▶ Task to carry out: Here the job is to retype the data word for word while leaving the pictures aside.

*** Materials provided ***

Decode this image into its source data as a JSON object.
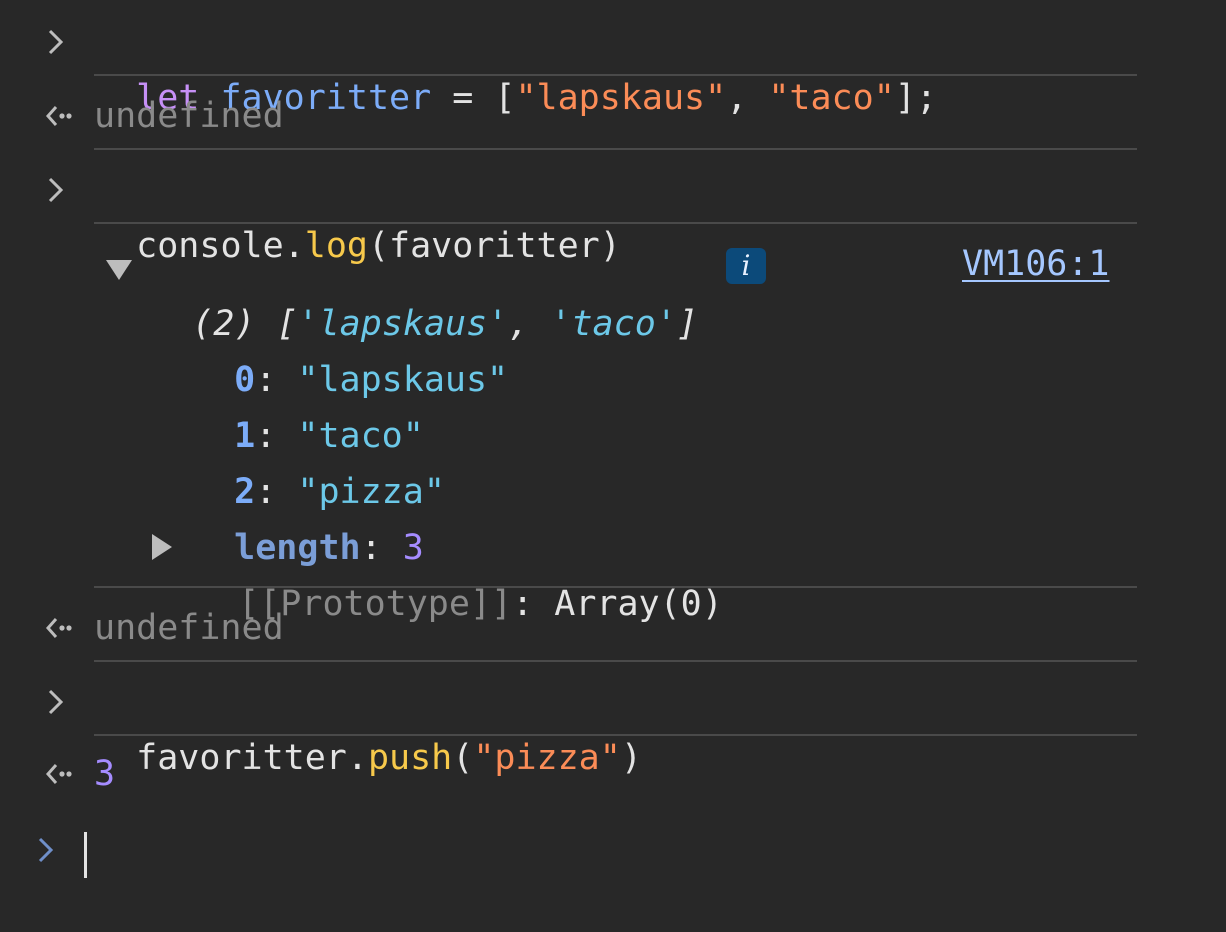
{
  "console": {
    "entry1": {
      "keyword": "let",
      "varname": "favoritter",
      "eq": " = ",
      "open": "[",
      "s1": "\"lapskaus\"",
      "comma": ", ",
      "s2": "\"taco\"",
      "close": "];"
    },
    "result1": "undefined",
    "entry2": {
      "obj": "console",
      "dot": ".",
      "method": "log",
      "args": "(favoritter)"
    },
    "log": {
      "preview_count": "(2)",
      "preview_open": "[",
      "preview_s1": "'lapskaus'",
      "preview_comma": ", ",
      "preview_s2": "'taco'",
      "preview_close": "]",
      "info_badge": "i",
      "source_link": "VM106:1",
      "items": [
        {
          "key": "0",
          "sep": ": ",
          "value": "\"lapskaus\""
        },
        {
          "key": "1",
          "sep": ": ",
          "value": "\"taco\""
        },
        {
          "key": "2",
          "sep": ": ",
          "value": "\"pizza\""
        }
      ],
      "length_key": "length",
      "length_sep": ": ",
      "length_value": "3",
      "prototype_key": "[[Prototype]]",
      "prototype_sep": ": ",
      "prototype_value": "Array(0)"
    },
    "result2": "undefined",
    "entry3": {
      "obj": "favoritter",
      "dot": ".",
      "method": "push",
      "open": "(",
      "arg": "\"pizza\"",
      "close": ")"
    },
    "result3": "3"
  },
  "icons": {
    "input_prompt": "chevron-right-icon",
    "result": "return-arrow-icon",
    "expand": "triangle-down-icon",
    "collapse": "triangle-right-icon"
  },
  "colors": {
    "background": "#282828",
    "keyword": "#c690f6",
    "variable": "#7cacf8",
    "string": "#fb8c57",
    "function": "#f7c94b",
    "number": "#a58cff",
    "link": "#a5c7ff"
  }
}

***

▶ Solution below:
Decode this image into its source data as a JSON object.
{
  "console": {
    "entry1": {
      "keyword": "let",
      "varname": "favoritter",
      "eq": " = ",
      "open": "[",
      "s1": "\"lapskaus\"",
      "comma": ", ",
      "s2": "\"taco\"",
      "close": "];"
    },
    "result1": "undefined",
    "entry2": {
      "obj": "console",
      "dot": ".",
      "method": "log",
      "args": "(favoritter)"
    },
    "log": {
      "preview_count": "(2)",
      "preview_open": "[",
      "preview_s1": "'lapskaus'",
      "preview_comma": ", ",
      "preview_s2": "'taco'",
      "preview_close": "]",
      "info_badge": "i",
      "source_link": "VM106:1",
      "items": [
        {
          "key": "0",
          "sep": ": ",
          "value": "\"lapskaus\""
        },
        {
          "key": "1",
          "sep": ": ",
          "value": "\"taco\""
        },
        {
          "key": "2",
          "sep": ": ",
          "value": "\"pizza\""
        }
      ],
      "length_key": "length",
      "length_sep": ": ",
      "length_value": "3",
      "prototype_key": "[[Prototype]]",
      "prototype_sep": ": ",
      "prototype_value": "Array(0)"
    },
    "result2": "undefined",
    "entry3": {
      "obj": "favoritter",
      "dot": ".",
      "method": "push",
      "open": "(",
      "arg": "\"pizza\"",
      "close": ")"
    },
    "result3": "3"
  },
  "icons": {
    "input_prompt": "chevron-right-icon",
    "result": "return-arrow-icon",
    "expand": "triangle-down-icon",
    "collapse": "triangle-right-icon"
  },
  "colors": {
    "background": "#282828",
    "keyword": "#c690f6",
    "variable": "#7cacf8",
    "string": "#fb8c57",
    "function": "#f7c94b",
    "number": "#a58cff",
    "link": "#a5c7ff"
  }
}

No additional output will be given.